Problem statement: The answer must consist of each line below that contains the string "Pokój".

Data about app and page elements
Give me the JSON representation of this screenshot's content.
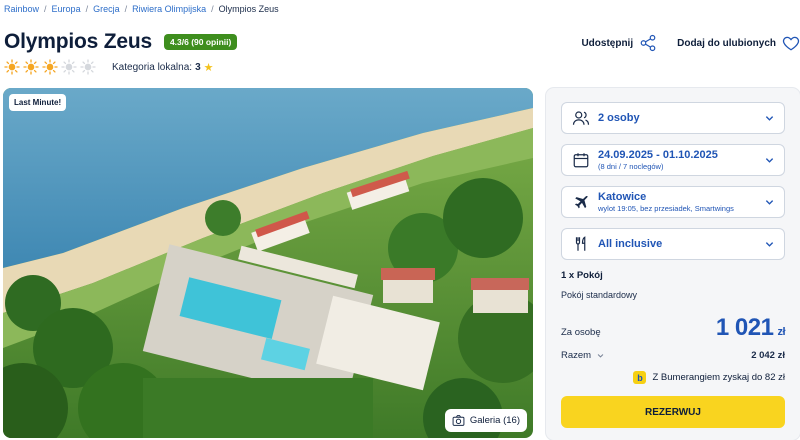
{
  "breadcrumb": {
    "items": [
      "Rainbow",
      "Europa",
      "Grecja",
      "Riwiera Olimpijska"
    ],
    "current": "Olympios Zeus",
    "separator": "/"
  },
  "hotel": {
    "name": "Olympios Zeus",
    "rating_badge": "4.3/6 (90 opinii)",
    "stars_filled": 3,
    "stars_total": 5,
    "local_category_label": "Kategoria lokalna:",
    "local_category_value": "3"
  },
  "actions": {
    "share_label": "Udostępnij",
    "favorite_label": "Dodaj do ulubionych"
  },
  "hero": {
    "badge": "Last Minute!",
    "gallery_label": "Galeria (16)"
  },
  "booking": {
    "persons": "2 osoby",
    "dates_main": "24.09.2025 - 01.10.2025",
    "dates_sub": "(8 dni / 7 noclegów)",
    "departure_main": "Katowice",
    "departure_sub": "wylot 19:05, bez przesiadek, Smartwings",
    "board": "All inclusive",
    "room_count": "1 x Pokój",
    "room_type": "Pokój standardowy",
    "per_person_label": "Za osobę",
    "per_person_value": "1 021",
    "currency": "zł",
    "total_label": "Razem",
    "total_value": "2 042 zł",
    "bumerang_text": "Z Bumerangiem zyskaj do 82 zł",
    "bumerang_icon": "b",
    "reserve_label": "REZERWUJ"
  },
  "colors": {
    "brand_blue": "#2055b5",
    "rating_green": "#3e8e1e",
    "reserve_yellow": "#f9d41f",
    "sun_active": "#f5a623",
    "sun_inactive": "#d5d8dd"
  }
}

Exercise output:
    "room_count": "1 x Pokój",
    "room_type": "Pokój standardowy",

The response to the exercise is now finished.